[Component data from apps and pages]

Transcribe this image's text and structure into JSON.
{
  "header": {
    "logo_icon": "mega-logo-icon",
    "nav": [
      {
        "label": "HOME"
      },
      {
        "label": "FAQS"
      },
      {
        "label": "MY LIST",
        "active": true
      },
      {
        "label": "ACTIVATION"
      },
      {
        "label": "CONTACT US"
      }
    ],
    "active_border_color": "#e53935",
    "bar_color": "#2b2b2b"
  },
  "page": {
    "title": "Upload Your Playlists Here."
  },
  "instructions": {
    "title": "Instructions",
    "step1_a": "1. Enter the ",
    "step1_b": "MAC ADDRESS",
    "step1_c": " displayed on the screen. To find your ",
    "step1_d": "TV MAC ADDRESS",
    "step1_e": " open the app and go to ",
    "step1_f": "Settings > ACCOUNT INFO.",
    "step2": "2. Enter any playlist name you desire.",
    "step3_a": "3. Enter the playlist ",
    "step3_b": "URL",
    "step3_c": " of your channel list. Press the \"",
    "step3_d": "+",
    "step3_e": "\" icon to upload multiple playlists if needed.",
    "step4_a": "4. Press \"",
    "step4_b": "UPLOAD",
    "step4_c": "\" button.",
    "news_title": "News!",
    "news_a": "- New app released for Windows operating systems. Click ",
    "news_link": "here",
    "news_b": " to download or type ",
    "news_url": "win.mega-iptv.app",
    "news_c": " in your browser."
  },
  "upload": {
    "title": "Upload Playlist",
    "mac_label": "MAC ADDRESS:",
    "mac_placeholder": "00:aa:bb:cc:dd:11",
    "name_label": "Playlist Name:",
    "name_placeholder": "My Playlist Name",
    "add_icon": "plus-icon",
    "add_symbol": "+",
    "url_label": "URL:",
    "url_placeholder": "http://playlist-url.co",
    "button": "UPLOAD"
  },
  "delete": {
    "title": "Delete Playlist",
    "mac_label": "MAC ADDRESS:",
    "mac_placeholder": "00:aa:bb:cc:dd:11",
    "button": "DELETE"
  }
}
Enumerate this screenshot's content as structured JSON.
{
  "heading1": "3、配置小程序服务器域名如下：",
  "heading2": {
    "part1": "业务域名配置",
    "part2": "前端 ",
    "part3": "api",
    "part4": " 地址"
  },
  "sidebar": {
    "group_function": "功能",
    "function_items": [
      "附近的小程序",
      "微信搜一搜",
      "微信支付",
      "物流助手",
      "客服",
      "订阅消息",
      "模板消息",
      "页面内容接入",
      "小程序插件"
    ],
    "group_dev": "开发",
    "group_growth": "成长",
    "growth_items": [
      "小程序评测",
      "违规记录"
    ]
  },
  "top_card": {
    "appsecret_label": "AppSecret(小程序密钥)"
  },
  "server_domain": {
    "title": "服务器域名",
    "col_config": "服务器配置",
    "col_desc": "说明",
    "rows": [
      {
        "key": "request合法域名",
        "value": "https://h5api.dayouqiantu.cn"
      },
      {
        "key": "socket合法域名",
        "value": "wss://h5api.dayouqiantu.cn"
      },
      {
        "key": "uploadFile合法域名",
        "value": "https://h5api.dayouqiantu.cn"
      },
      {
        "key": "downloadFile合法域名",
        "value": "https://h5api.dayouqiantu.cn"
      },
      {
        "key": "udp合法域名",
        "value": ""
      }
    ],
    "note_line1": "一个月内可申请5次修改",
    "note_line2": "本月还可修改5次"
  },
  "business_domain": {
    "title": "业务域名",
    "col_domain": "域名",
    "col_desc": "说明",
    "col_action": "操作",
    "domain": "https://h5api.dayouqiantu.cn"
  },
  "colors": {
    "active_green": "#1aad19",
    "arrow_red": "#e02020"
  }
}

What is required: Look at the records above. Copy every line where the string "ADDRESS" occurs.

Task response:
    "step1_b": "MAC ADDRESS",
    "step1_d": "TV MAC ADDRESS",
    "mac_label": "MAC ADDRESS:",
    "mac_label": "MAC ADDRESS:",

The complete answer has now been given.